Emporia State University has convened a new university-wide coalition in an effort to address students’ basic needs.

The Basic Needs Coalition (BNC) was commissioned by President Allison Garrett in response to findings from a recent survey as well as work done by students, faculty, and partners of the EAT Initiative, a collaborative and interdisciplinary effort launched in fall 2019 to address hunger at ESU and in the greater Emporia community.

“The best way to change a culture is to involve many people from across the community,” said Garrett. “The ESU Basic Needs Coalition draws from areas across campus and from all levels — students, faculty and staff — as well as the overall Emporia community to work toward solutions for food insecurity, housing insecurity and homelessness.”

ESU participated in the Hope Center for College, Community, and Justice at Temple University’s #RealCollege survey for the first time last fall. The survey represents the largest annual basic needs assessment among college students in the United States.
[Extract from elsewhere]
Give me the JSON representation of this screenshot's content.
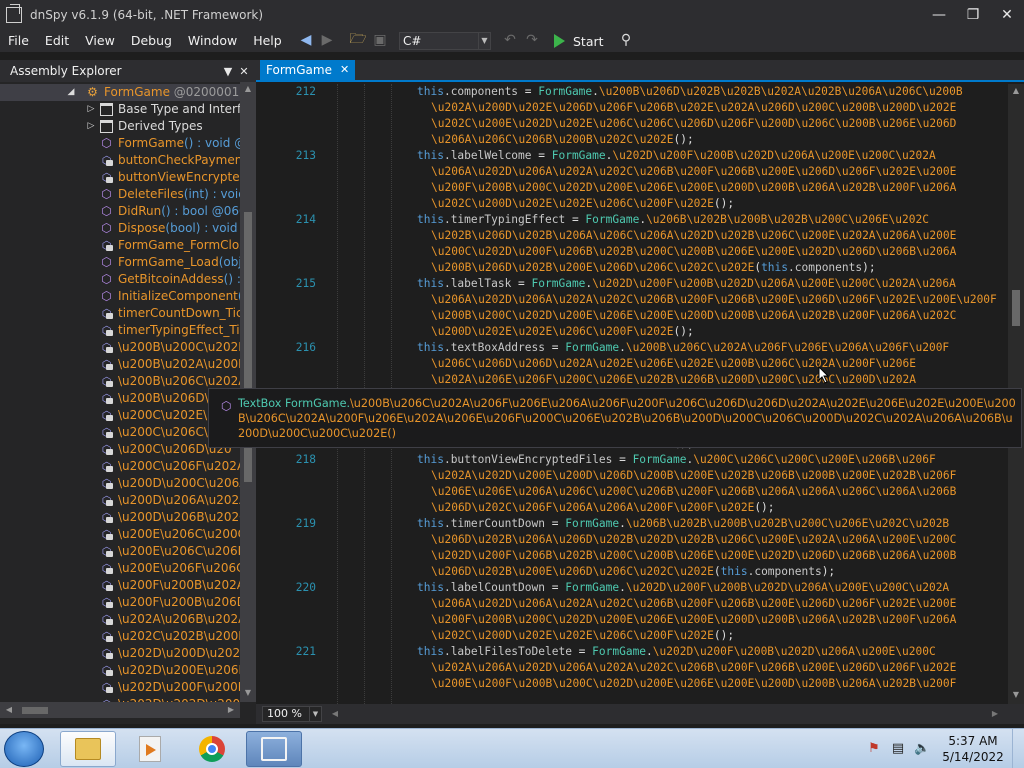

The results, consistent with what is found across other U.S. colleges and universities, indicated that basic needs insecurities are indeed prevalent among ESU students, with 41 percent of students experiencing food insecurity in the 30 days prior to the survey, 42 percent experiencing housing insecurity in the prior year, and 15 percent reporting experiencing conditions consistent with homelessness. These issues are likely only heightened under the current COVID-19 pandemic.

ESU’s campus food pantry, Corky’s Cupboard, was founded in 2014 in response to concerns at the time about students experiencing food insecurity, becoming one of the earliest campus food pantries in Kansas. However, the Hope Center survey indicated that not all students in need may necessarily be using such support services. Of the ESU students experiencing basic needs insecurity, only 28% reported utilizing on-campus resources.

“Based on the numbers we learned from the #RealCollege survey, we know we need to reach more students and let them know they can utilize Corky’s Cupboard in addition to other resources available on campus and in the community,” said Blythe Eddy, director of student activities and community service who oversees the operations of Corky’s Cupboard. “We need to do more to understand and remove barriers to students seeking help when they need it.”

Given the continued prevalence of these issues, the EAT Initiative — standing for Emporia At the Table: Ending Hunger in Our Community — launched last year in an effort to further combat food insecurity on campus and in the greater Emporia community through education, research, and action. Coinciding with these efforts, President Garrett committed to Presidents United to Solve Hunger in October 2019 by signing the Presidents’ Commitment to Food and Nutrition Security, becoming one of 110 university presidents worldwide to do so.

As an outgrowth of continued conversations around these issues, the BNC was formed and tasked with identifying best practices and coordinating between different areas of campus to address the basic needs of ESU students.

“It’s hard to learn when you are hungry or don’t have a consistent and safe place to live,” said Jasmine Linabary, co-director of the EAT Initiative and assistant professor in the Department of Communication & Theatre. “This coalition represents an important next step in responding to our students’ basic needs. It is also a testament to the efforts and advocacy of student leaders, collaborating faculty members and campus and community partners who encouraged further action around these issues. I believe we can continue to do more together to address these challenges facing our students and communities.”

The coalition, co-chaired by Eddy and Linabary, includes representatives of a variety of campus offices as well as students, faculty, and community members. The coalition reports to Aswad Allen, ESU’s chief diversity officer.

“Most Americans are more likely to name obesity as a first response to food problems in this country. However, the lack of access to enough quality food for a healthy life is also an urgent public health problem in the U.S. Issues surrounding housing and food issues have been exacerbated and exposed during this unprecedented pandemic,” Allen said. “Households led by women are particularly impacted in greater proportions than the national average. Historically, many college students in need have operated in the shadows of despair. Let’s work together to raise awareness in response to meeting our community’s basic needs.”

To learn more about the BNC or find out how you can help support students in need, please email Students and other community members in need can visit the “Resources” page on to find available support services.